Our hake operations retained Marine Stewardship Council (MSC) accreditation and British Retail Consortium (BRC) certification – an important accreditation for our European markets – with improved audit scores. Gulf menhaden retained its MSC certification, the best accreditation one can achieve for wild catch, making this fishery one of the few reduction fisheries in the world to be MSC certified. Our hake operations retained its MSC chain of custody certification.

This year we retained our International Fishmeal and Fish Oil Organisation Responsible Supply (IFFO RS)-accreditation for 100% of fishmeal and fish oil operations.

Read more in our sustainable development report.

Responding to environmental pressures

Environmental pressures influence our business in terms of both the production and consumption of our products. Changing ocean and weather conditions are, over the long-term, difficult to predict and the group adopts a precautionary approach to manage these influences.

Precautionary measures include:

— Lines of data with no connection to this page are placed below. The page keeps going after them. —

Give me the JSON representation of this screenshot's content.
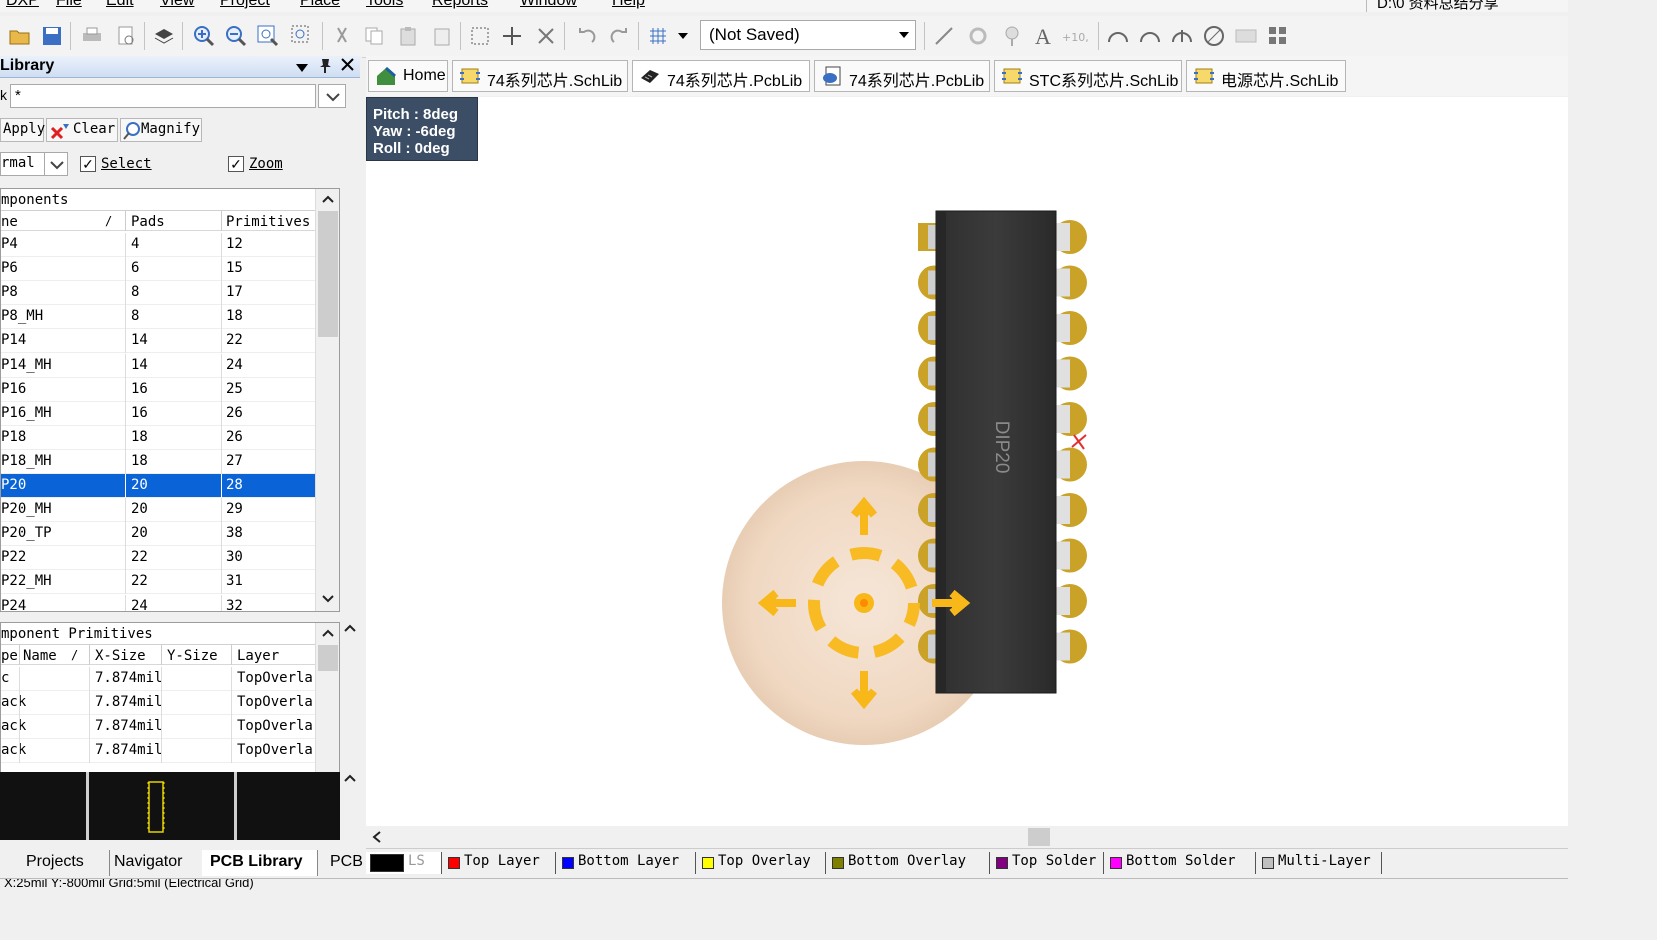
{
  "menubar": {
    "items": [
      "DXP",
      "File",
      "Edit",
      "View",
      "Project",
      "Place",
      "Tools",
      "Reports",
      "Window",
      "Help"
    ],
    "path": "D:\\0 资料总结分享"
  },
  "toolbar": {
    "state_combo": "(Not Saved)"
  },
  "library_panel": {
    "title": "Library",
    "mask_label": "k",
    "mask_value": "*",
    "apply_label": "Apply",
    "clear_label": "Clear",
    "magnify_label": "Magnify",
    "mode_value": "rmal",
    "select_label": "Select",
    "zoom_label": "Zoom",
    "components_title": "mponents",
    "columns": [
      "ne",
      "Pads",
      "Primitives"
    ],
    "rows": [
      {
        "name": "P4",
        "pads": "4",
        "prims": "12"
      },
      {
        "name": "P6",
        "pads": "6",
        "prims": "15"
      },
      {
        "name": "P8",
        "pads": "8",
        "prims": "17"
      },
      {
        "name": "P8_MH",
        "pads": "8",
        "prims": "18"
      },
      {
        "name": "P14",
        "pads": "14",
        "prims": "22"
      },
      {
        "name": "P14_MH",
        "pads": "14",
        "prims": "24"
      },
      {
        "name": "P16",
        "pads": "16",
        "prims": "25"
      },
      {
        "name": "P16_MH",
        "pads": "16",
        "prims": "26"
      },
      {
        "name": "P18",
        "pads": "18",
        "prims": "26"
      },
      {
        "name": "P18_MH",
        "pads": "18",
        "prims": "27"
      },
      {
        "name": "P20",
        "pads": "20",
        "prims": "28"
      },
      {
        "name": "P20_MH",
        "pads": "20",
        "prims": "29"
      },
      {
        "name": "P20_TP",
        "pads": "20",
        "prims": "38"
      },
      {
        "name": "P22",
        "pads": "22",
        "prims": "30"
      },
      {
        "name": "P22_MH",
        "pads": "22",
        "prims": "31"
      },
      {
        "name": "P24",
        "pads": "24",
        "prims": "32"
      }
    ],
    "primitives_title": "mponent Primitives",
    "prim_columns": [
      "pe",
      "Name",
      "X-Size",
      "Y-Size",
      "Layer"
    ],
    "prim_rows": [
      {
        "type": "c",
        "name": "",
        "x": "7.874mil",
        "y": "",
        "layer": "TopOverla"
      },
      {
        "type": "ack",
        "name": "",
        "x": "7.874mil",
        "y": "",
        "layer": "TopOverla"
      },
      {
        "type": "ack",
        "name": "",
        "x": "7.874mil",
        "y": "",
        "layer": "TopOverla"
      },
      {
        "type": "ack",
        "name": "",
        "x": "7.874mil",
        "y": "",
        "layer": "TopOverla"
      }
    ]
  },
  "panel_tabs": [
    "Projects",
    "Navigator",
    "PCB Library",
    "PCB"
  ],
  "doc_tabs": [
    {
      "label": "Home",
      "icon": "home-icon"
    },
    {
      "label": "74系列芯片.SchLib",
      "icon": "schlib-icon"
    },
    {
      "label": "74系列芯片.PcbLib",
      "icon": "pcblib-icon"
    },
    {
      "label": "74系列芯片.PcbLib",
      "icon": "pcblib-doc-icon"
    },
    {
      "label": "STC系列芯片.SchLib",
      "icon": "schlib-icon"
    },
    {
      "label": "电源芯片.SchLib",
      "icon": "schlib-icon"
    }
  ],
  "hud": {
    "pitch": "Pitch : 8deg",
    "yaw": "Yaw : -6deg",
    "roll": "Roll : 0deg"
  },
  "component": {
    "label": "DIP20",
    "body_color": "#3a3a3a",
    "pad_color": "#c9a227",
    "pin_count": 20
  },
  "layer_tabs": [
    {
      "label": "LS",
      "color": "#000000"
    },
    {
      "label": "Top Layer",
      "color": "#ff0000"
    },
    {
      "label": "Bottom Layer",
      "color": "#0000ff"
    },
    {
      "label": "Top Overlay",
      "color": "#ffff00"
    },
    {
      "label": "Bottom Overlay",
      "color": "#808000"
    },
    {
      "label": "Top Solder",
      "color": "#800080"
    },
    {
      "label": "Bottom Solder",
      "color": "#ff00ff"
    },
    {
      "label": "Multi-Layer",
      "color": "#c0c0c0"
    }
  ],
  "status_text": "X:25mil Y:-800mil  Grid:5mil  (Electrical Grid)"
}
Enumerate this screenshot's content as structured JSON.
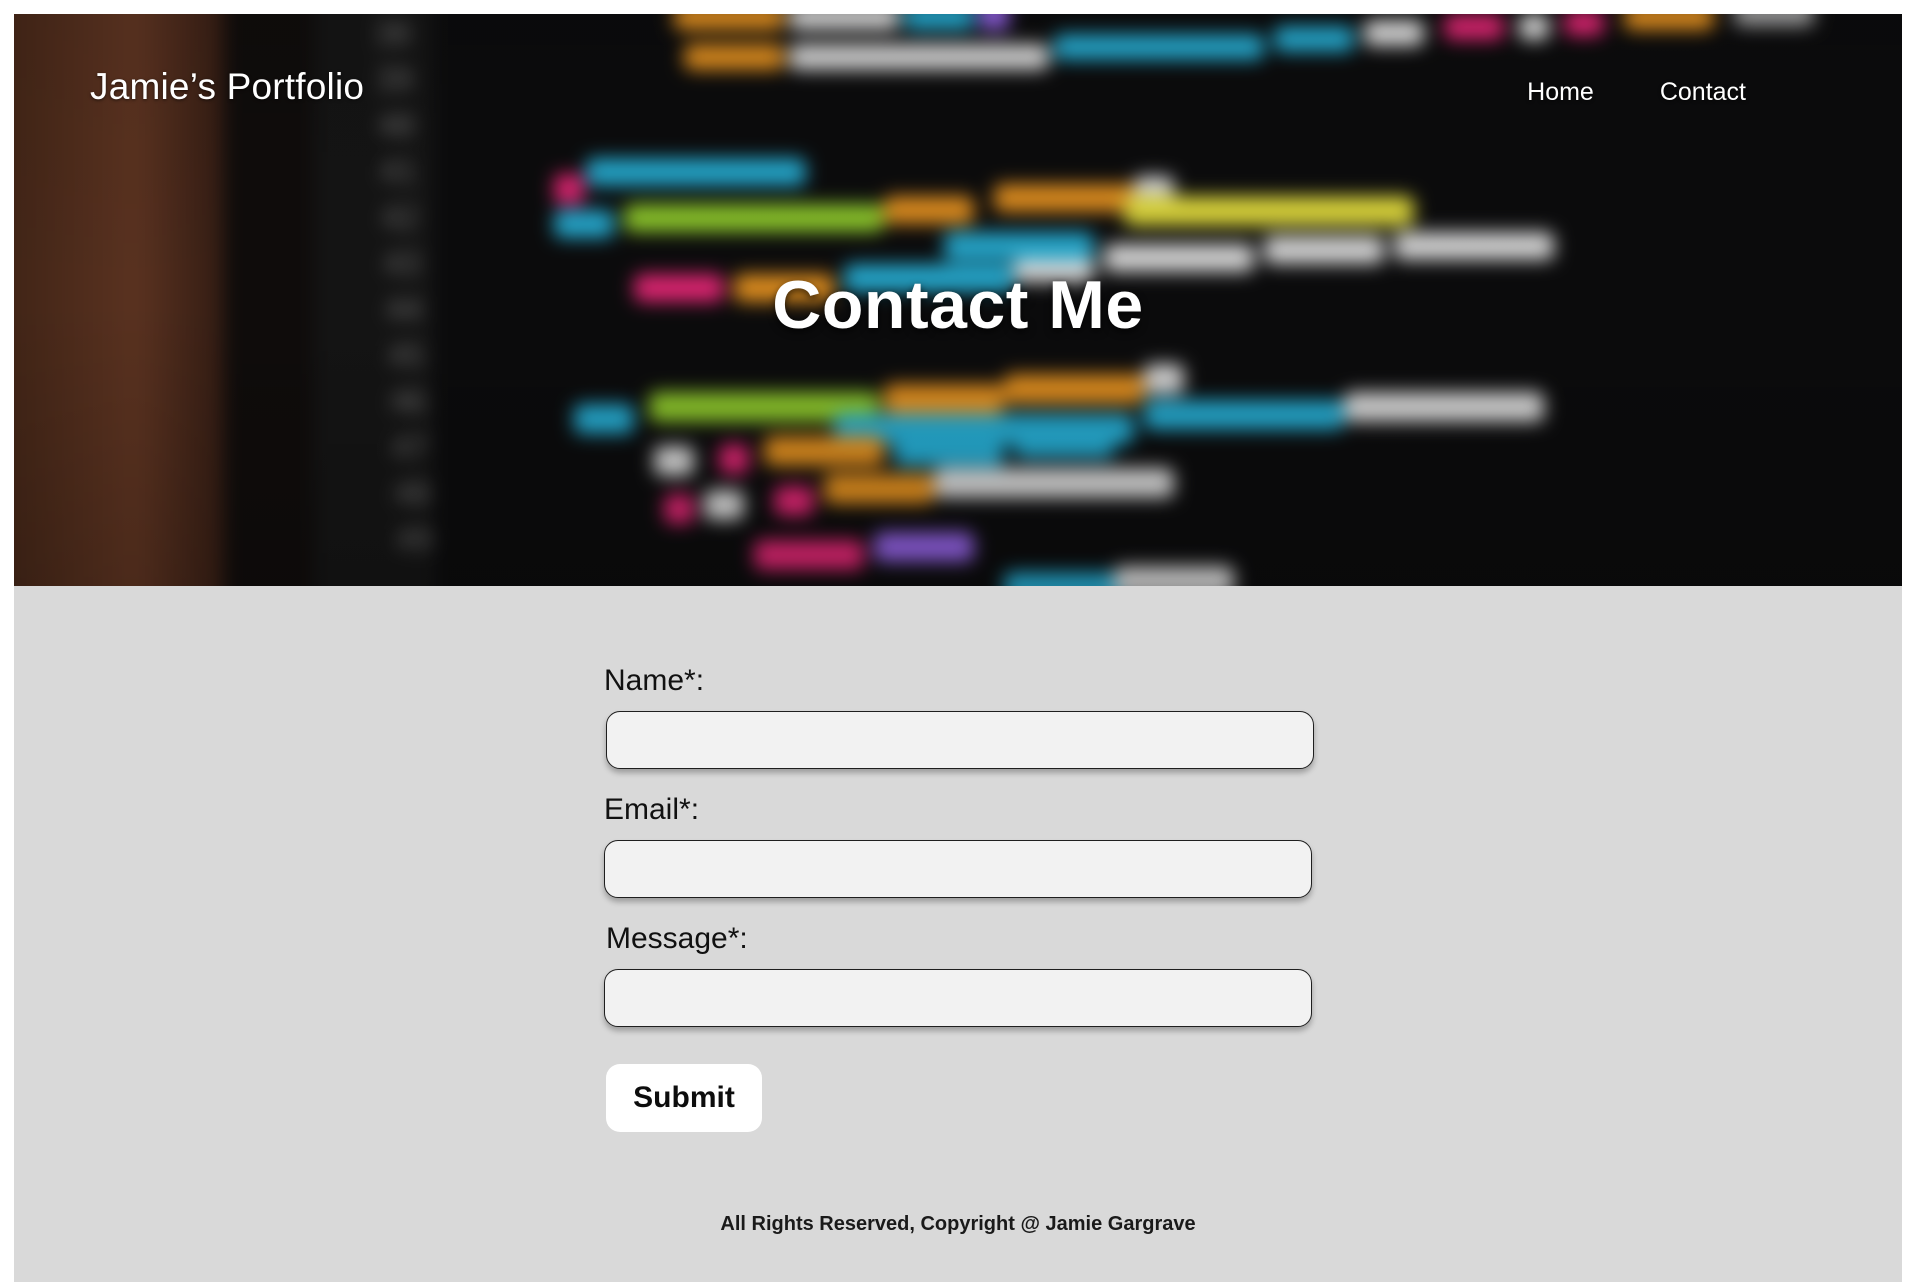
{
  "header": {
    "brand": "Jamie’s Portfolio",
    "nav": [
      {
        "label": "Home"
      },
      {
        "label": "Contact"
      }
    ]
  },
  "hero": {
    "title": "Contact Me",
    "background": "blurred-code-editor-image"
  },
  "form": {
    "name_label": "Name*:",
    "name_value": "",
    "email_label": "Email*:",
    "email_value": "",
    "message_label": "Message*:",
    "message_value": "",
    "submit_label": "Submit"
  },
  "footer": {
    "text": "All Rights Reserved, Copyright @ Jamie Gargrave"
  },
  "colors": {
    "page_bg": "#d9d9d9",
    "field_bg": "#f2f2f2",
    "field_border": "#1f1f1f",
    "button_bg": "#ffffff",
    "hero_text": "#ffffff"
  }
}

  • The inclusion of climate change impacts in divisional risk registers;
  • Participating in initiatives aimed at better understanding resource availability and distribution;
  • Implementation of climate adaption and mitigation measures;
  • Mitigation of risk through geographic and species diversity; and
  • Investing along different coastlines to ensure impacts are not all felt at once.
Oceana - Fishing rights